So, we have a summer house in South Wellfleet where we're going to go to in a few weeks - we go there every month of August, and the children and the grandchildren come. And we have a set of lines outside the house on which we hang laundry, even though we have a drying machine, because Denise is French, she likes the smell of freshly hung laundry. So we're hanging the laundry one day, and the phone rings inside, I go inside, and Steve Koslow from the NIH - this is 1996/1997 - telling me I've gotten the grant from the NIH. In those days, if you could read and write you got funded. The end of the conversation, he said, 'We here think you're going to get the Nobel Prize'. Well, that's nice. I go outside and I tell Denise, 'You know, they think I'm going to get the Nobel Prize.' And she said, 'I hope not soon!'

I said, 'How can you possibly say that?
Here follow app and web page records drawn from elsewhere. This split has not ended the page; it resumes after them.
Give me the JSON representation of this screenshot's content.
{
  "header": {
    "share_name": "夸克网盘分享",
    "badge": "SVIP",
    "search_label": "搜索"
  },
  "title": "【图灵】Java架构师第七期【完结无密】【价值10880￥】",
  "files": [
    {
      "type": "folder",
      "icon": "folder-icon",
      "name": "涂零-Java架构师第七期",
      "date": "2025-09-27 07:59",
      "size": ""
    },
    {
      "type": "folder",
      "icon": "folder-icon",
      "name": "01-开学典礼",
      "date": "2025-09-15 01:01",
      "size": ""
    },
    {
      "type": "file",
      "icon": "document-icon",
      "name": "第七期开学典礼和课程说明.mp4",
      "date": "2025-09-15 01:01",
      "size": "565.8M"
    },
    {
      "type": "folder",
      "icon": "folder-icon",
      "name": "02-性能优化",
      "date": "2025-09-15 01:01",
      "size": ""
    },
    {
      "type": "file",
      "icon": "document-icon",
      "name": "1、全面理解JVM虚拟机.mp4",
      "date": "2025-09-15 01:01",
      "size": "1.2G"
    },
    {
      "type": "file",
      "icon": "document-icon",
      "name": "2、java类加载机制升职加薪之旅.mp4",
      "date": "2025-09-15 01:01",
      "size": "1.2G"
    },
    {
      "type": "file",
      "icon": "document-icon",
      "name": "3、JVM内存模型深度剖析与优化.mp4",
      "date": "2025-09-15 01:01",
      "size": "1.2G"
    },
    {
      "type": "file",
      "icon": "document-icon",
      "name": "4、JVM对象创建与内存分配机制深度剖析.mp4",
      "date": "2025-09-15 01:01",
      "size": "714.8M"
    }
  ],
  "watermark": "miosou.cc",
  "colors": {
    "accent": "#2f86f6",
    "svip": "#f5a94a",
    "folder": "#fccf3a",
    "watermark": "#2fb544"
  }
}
My wife.' And she said, 'You know, I worked with Robert Merton, the sociologist, and he and Harriette Zuckerman wrote a book about Nobel laureates. And they found that after they win the Nobel Prize, you know, they have film clips made about them, they go to symposia, they go to one banquet after another, they're intellectually dead. You have a lot of ideas. Play them out first, lots of time to win the Nobel Prize.'
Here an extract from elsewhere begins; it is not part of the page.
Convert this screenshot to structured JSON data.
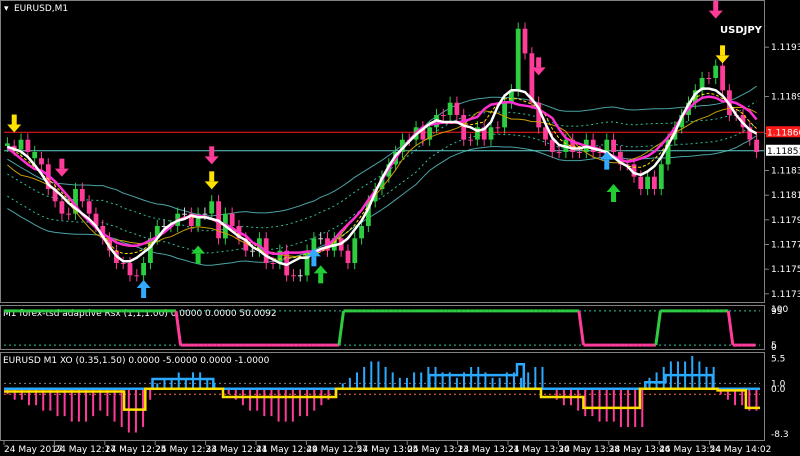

So after this telephone call and after this visit in Stockholm, I figured I better settle down and prove to Denise that I'm not intellectually dead. So one way to do that came quite naturally.

Eric Kandel (b. 1929) is an American neuropsychiatrist. He was a recipient of the 2000 Nobel Prize in Physiology or Medicine for his research on the physiological basis of memory storage in neurons. He shared the prize with Arvid Carlsson and Paul Greengard. Kandel, who had studied psychoanalysis, wanted to understand how memory works. His mentor, Harry Grundfest, said, 'If you want to understand the brain you're going to have to take a reductionist approach, one cell at a time.' Kandel then studied the neural system of the sea slug Aplysia californica, which has large nerve cells amenable to experimental manipulation and is a member of the simplest group of animals known to be capable of learning. Kandel is a professor of biochemistry and biophysics at the College of Physicians and Surgeons at Columbia University. He is also Senior Investigator in the Howard Hughes Medical Institute. He was the founding director of the Center for Neurobiology and Behavior, which is now the Department of Neuroscience at Columbia University. Kandel's popularized account chronicling his life and research, 'In Search of Memory: The Emergence of a New Science of Mind', was awarded the 2006 Los Angeles Times Book Award for Science and Technology.

Listeners: Christopher Sykes

Christopher Sykes is an independent documentary producer who has made a number of films about science and scientists for BBC TV, Channel Four, and PBS.

Tags: NIH, National Institutes of Health

Duration: 1 minute, 59 seconds

Date story recorded: June 2015

Date story went live: 04 May 2016